May 5, 2010 at 9:45 PM

Why don't you utilize a query construct that is scalable?  The code in Internal.GenerateComparisonSQLQuery utilizes joins to compare the data, which is the slowest method that could be used.  It magnifies as the size of the data increases and several hundred thousand rows is becoming a trivial data set,  Instead of doing all of the joining, you can instead do the following:

SELECT TOP 1 *
FROM (SELECT <columns>
        FROM TableA
        EXCEPT
        SELECT <columns>
        FROM TableB) a

SELECT TOP 1 *
FROM (SELECT <columns>
        FROM TableB
        EXCEPT
        SELECT <columns>
        FROM TableA) a

If either query results a row of data, the tables do not match.  This will run in a fraction of the time as the existing code.  It also involves much less code in the Internal.GenerateComparisonSQLQuery stored procedure.

 

May 9, 2010 at 3:13 PM

mhotek,

 Thank you for your suggestion. I am going to do this in the next version. And thank you for the “IsTableNotEmpty” assert – I going to also include that.

Aug 16, 2010 at 12:50 AM
Edited Aug 16, 2010 at 12:53 AM

Mhotek, 

Thank you for your suggestions.  

I included the IsTableNotEmpty in the last release (V 1.6)

I’ve put on hold implementing the EXCEPT solution. Here is my reasoning: Using a solution based on EXECPT will reduce the quality of the output.
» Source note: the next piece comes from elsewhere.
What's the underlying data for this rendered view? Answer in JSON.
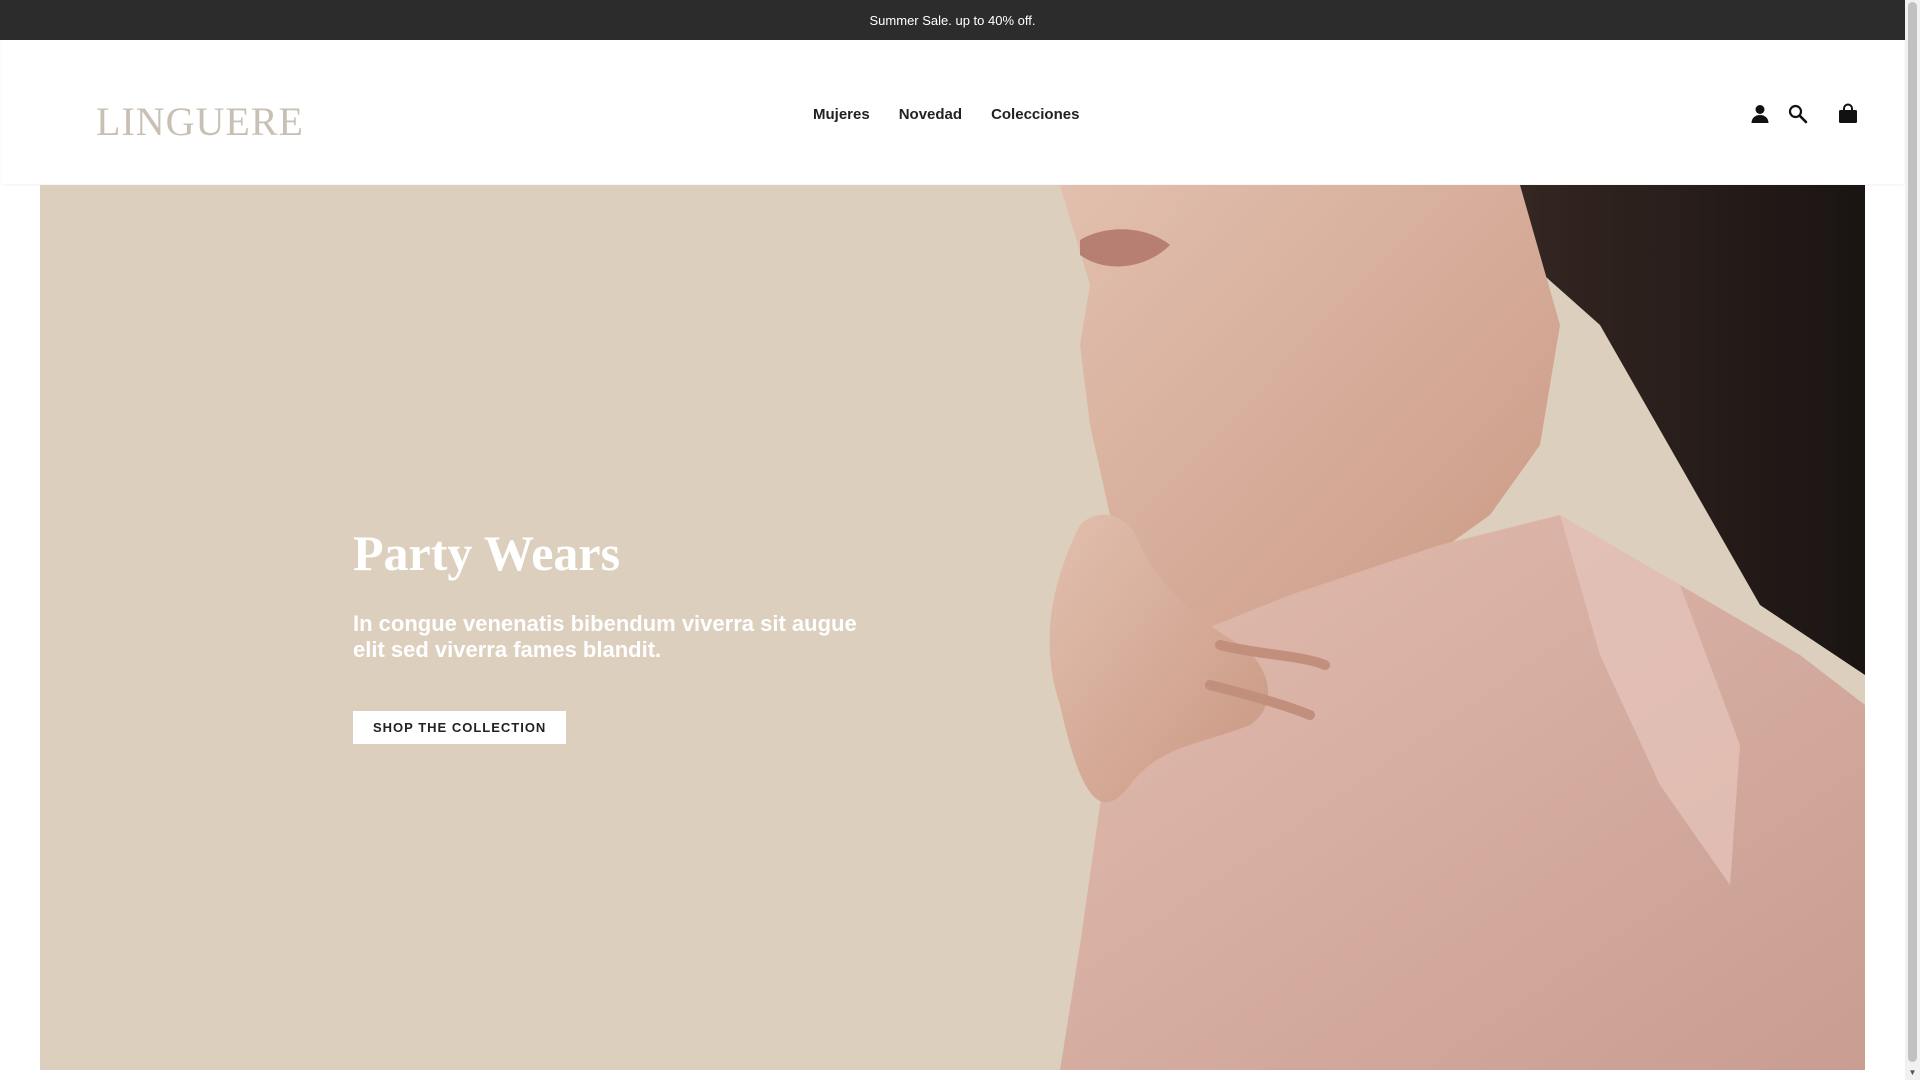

With the current implementation, in case of a comparison mismatch I can show details in the error message that a solution based on EXECPT will not be able to provide. The main scope of this tool is to verify correctness and that is usually done by verifying scenarios that use controlled sets of data. That means in the case of table comparison that one will most likely compare a relatively small number of rows (most likely less than thousands).

Granted, I can see cases where people will want to validate a new production procedure. They could do that with real data and use TST to compare the old result set vs. the new result set. In that case my current implementation could definitely use the performance improvements allowed by your suggestion. If this will be signaled as an issue by users I may provide an alternate API (something like Assert.FastTableEquals) and implement that based on EXECPT. The new API will have better performance but potentially less details in the error message. At this point I decided to postpone doing so until I have more signals from the users.